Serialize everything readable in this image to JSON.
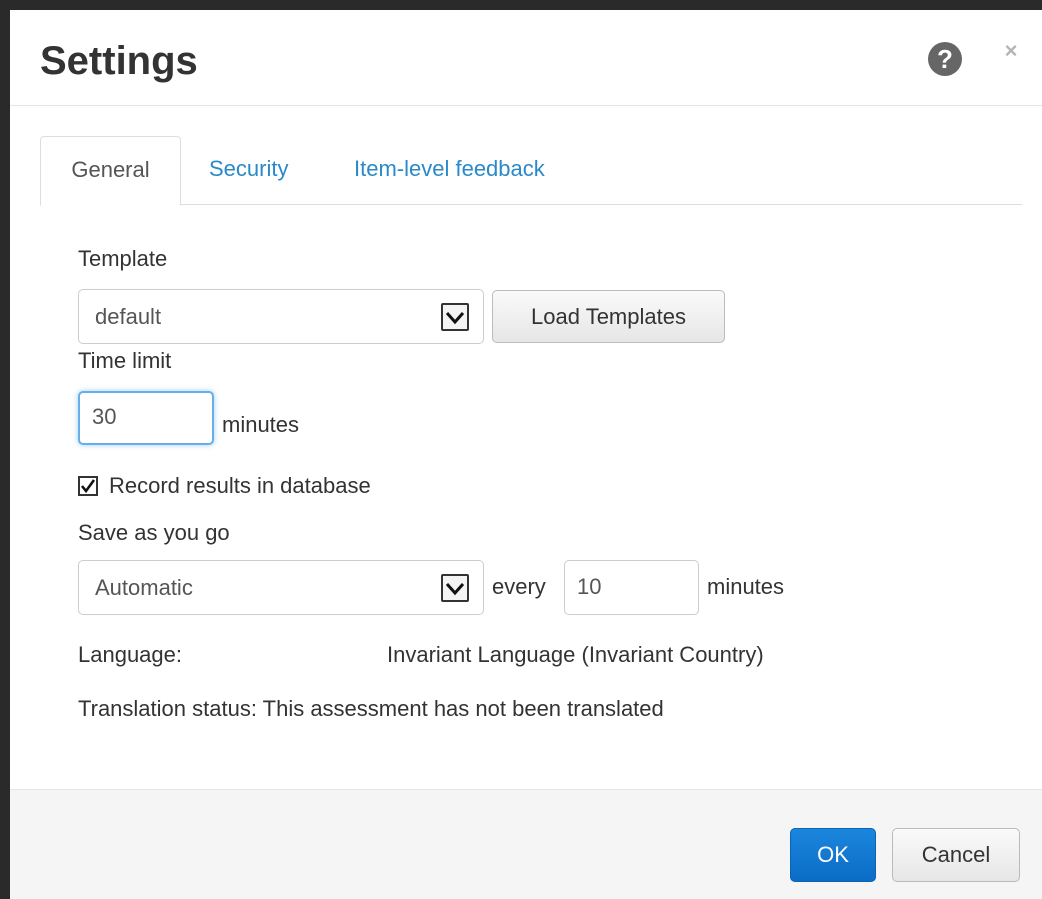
{
  "dialog": {
    "title": "Settings",
    "help_icon": "question-circle-icon",
    "help_glyph": "?",
    "close_icon": "close-icon",
    "close_glyph": "×"
  },
  "tabs": [
    {
      "label": "General",
      "active": true
    },
    {
      "label": "Security",
      "active": false
    },
    {
      "label": "Item-level feedback",
      "active": false
    }
  ],
  "general": {
    "template_label": "Template",
    "template_value": "default",
    "load_templates_label": "Load Templates",
    "time_limit_label": "Time limit",
    "time_limit_value": "30",
    "time_limit_unit": "minutes",
    "record_results_label": "Record results in database",
    "record_results_checked": true,
    "save_as_you_go_label": "Save as you go",
    "save_mode_value": "Automatic",
    "every_label": "every",
    "save_interval_value": "10",
    "save_interval_unit": "minutes",
    "language_label": "Language:",
    "language_value": "Invariant Language (Invariant Country)",
    "translation_status": "Translation status: This assessment has not been translated"
  },
  "footer": {
    "ok_label": "OK",
    "cancel_label": "Cancel"
  },
  "colors": {
    "link": "#2a8ac9",
    "primary_button": "#0b6cc6",
    "focus_ring": "#66afe9"
  }
}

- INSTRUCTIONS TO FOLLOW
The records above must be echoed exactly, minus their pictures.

- THE ANSWER
Serialize everything readable in this image to JSON.
{
  "dialog": {
    "title": "Settings",
    "help_icon": "question-circle-icon",
    "help_glyph": "?",
    "close_icon": "close-icon",
    "close_glyph": "×"
  },
  "tabs": [
    {
      "label": "General",
      "active": true
    },
    {
      "label": "Security",
      "active": false
    },
    {
      "label": "Item-level feedback",
      "active": false
    }
  ],
  "general": {
    "template_label": "Template",
    "template_value": "default",
    "load_templates_label": "Load Templates",
    "time_limit_label": "Time limit",
    "time_limit_value": "30",
    "time_limit_unit": "minutes",
    "record_results_label": "Record results in database",
    "record_results_checked": true,
    "save_as_you_go_label": "Save as you go",
    "save_mode_value": "Automatic",
    "every_label": "every",
    "save_interval_value": "10",
    "save_interval_unit": "minutes",
    "language_label": "Language:",
    "language_value": "Invariant Language (Invariant Country)",
    "translation_status": "Translation status: This assessment has not been translated"
  },
  "footer": {
    "ok_label": "OK",
    "cancel_label": "Cancel"
  },
  "colors": {
    "link": "#2a8ac9",
    "primary_button": "#0b6cc6",
    "focus_ring": "#66afe9"
  }
}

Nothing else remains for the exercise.